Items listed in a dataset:
# # # # #

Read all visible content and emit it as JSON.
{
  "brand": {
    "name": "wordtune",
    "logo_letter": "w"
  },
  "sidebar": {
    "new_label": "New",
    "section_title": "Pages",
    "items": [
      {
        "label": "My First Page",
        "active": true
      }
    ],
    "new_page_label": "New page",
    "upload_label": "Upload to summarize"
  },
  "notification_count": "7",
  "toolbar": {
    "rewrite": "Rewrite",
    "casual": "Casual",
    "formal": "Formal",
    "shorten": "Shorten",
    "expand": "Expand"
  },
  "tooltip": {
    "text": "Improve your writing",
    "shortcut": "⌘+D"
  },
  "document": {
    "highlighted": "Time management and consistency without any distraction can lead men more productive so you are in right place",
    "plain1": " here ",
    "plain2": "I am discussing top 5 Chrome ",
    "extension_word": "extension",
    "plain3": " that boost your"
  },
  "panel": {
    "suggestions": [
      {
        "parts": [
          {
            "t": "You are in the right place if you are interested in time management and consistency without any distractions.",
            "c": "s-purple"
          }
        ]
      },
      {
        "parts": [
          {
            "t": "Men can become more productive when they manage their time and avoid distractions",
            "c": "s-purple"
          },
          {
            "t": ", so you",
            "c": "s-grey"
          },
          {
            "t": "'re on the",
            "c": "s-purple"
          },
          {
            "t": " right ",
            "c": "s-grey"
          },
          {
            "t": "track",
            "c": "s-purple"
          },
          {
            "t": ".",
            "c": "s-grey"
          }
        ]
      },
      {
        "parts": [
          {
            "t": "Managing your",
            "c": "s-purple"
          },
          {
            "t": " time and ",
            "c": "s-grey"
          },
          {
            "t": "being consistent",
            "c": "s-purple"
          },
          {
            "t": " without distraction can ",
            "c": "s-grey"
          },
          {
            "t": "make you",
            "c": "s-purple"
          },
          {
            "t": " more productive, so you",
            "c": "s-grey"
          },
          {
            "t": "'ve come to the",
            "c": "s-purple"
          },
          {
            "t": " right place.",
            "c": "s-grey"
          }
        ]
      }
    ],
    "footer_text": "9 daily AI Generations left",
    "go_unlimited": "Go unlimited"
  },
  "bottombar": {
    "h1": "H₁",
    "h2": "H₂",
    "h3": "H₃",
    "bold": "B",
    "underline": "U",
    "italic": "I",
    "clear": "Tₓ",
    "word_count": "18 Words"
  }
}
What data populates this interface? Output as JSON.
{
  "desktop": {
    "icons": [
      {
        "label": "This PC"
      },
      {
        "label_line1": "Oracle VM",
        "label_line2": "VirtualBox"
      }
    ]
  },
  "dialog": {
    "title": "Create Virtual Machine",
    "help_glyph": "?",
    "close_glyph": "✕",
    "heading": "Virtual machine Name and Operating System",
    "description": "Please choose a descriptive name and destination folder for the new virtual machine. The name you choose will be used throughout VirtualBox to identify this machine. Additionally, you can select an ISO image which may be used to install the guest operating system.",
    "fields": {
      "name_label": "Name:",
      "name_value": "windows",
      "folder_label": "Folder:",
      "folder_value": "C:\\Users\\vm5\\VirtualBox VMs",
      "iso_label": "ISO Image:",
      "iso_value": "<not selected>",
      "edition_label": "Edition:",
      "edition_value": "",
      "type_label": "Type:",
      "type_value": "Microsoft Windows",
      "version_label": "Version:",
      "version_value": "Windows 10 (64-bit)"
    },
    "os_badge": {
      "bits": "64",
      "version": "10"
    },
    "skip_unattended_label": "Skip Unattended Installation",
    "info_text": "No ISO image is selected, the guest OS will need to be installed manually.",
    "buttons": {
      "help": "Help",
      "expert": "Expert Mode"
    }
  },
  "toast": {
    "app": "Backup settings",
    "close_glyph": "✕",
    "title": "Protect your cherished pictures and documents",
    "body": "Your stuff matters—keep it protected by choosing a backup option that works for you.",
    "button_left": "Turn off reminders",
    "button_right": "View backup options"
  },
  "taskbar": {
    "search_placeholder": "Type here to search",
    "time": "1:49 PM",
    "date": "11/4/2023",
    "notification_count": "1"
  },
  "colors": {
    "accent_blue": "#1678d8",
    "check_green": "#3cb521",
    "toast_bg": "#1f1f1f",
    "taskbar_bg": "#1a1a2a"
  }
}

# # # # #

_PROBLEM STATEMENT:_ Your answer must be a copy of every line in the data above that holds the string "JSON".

_TASK OUTPUT:_
Read all visible content and emit it as JSON.
What data populates this interface? Output as JSON.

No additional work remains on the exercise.